“There’s one catch though,” he added. “There is no J-street, which is a pretty well known joke within DC.”
I’ve made it my mission to find this narnia-esqe path.
You may have noticed that I haven’t posted in a while. Well, the skinny of it is this: I am back in America, and have a new job as an assistant producer for a major Japanese television network’s DC bureau. I still find it hard to believe that I have landed such a perfect split between what I went to school for, and my general interests.
Some of you may wonder why I didn’t write something about my departure from JET. While the easy excuse is that I simply had no time during the transition period, I also had a feeling that I didn’t have any parting words on the subject. My final speech post really encapsulated many of the things I learned over the years I was an ALT. Anything else I would have added would either be repeats or complaints, neither of them constructive.
At first I thought I would write about the influx of reverse-culture-shock I would succumb to once back in the states.

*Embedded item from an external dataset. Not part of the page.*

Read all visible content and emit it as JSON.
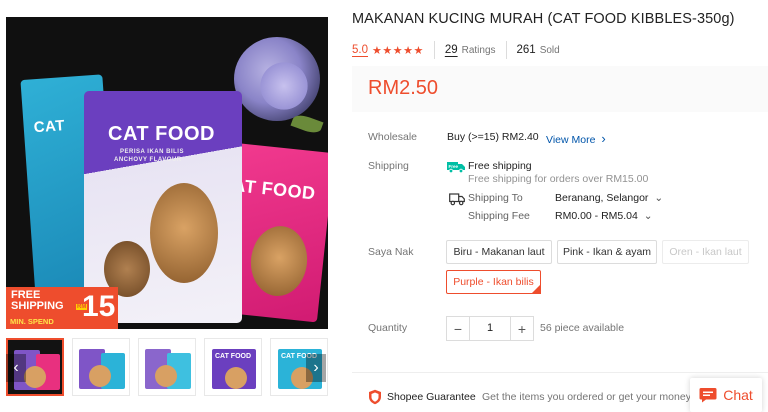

But the reality is that, well, I haven’t come across anything so dramatic which would warrant such a post. Sure, there are definitely some things here and there (looking at you, sarcasm), but nothing to the point of writing a self-indulged think piece.
However, having a lack of writing topics at the moment does not mean this blog is in the grave. For one, I think there is still something to say along the lines of the general transition post-JET. Whether that be switching job cultures, working in such a culturally mixed office space, being involved with the alumni association, or training the newbies, I’m sure I will continue to write about JET related topics in the future. While I’m also figuring out how much I can disclose, I’m sure my adventures in DC politics under the umbrella of the Japanese press will bring out editorials as well.
I’ve already been quite busy, and heading into the political sphere during this election is nothing short of a “throwing-myself-in-the-fire-pit” like initiation. But I went through the same process at the Missouri School of Journalism, and I have confidence that I can handle the heat again. These fires are just much larger and stinkier.
So here’s to transitioning from one of my preferred J’s to the next. And once I find J-street I can add one more to the line up top.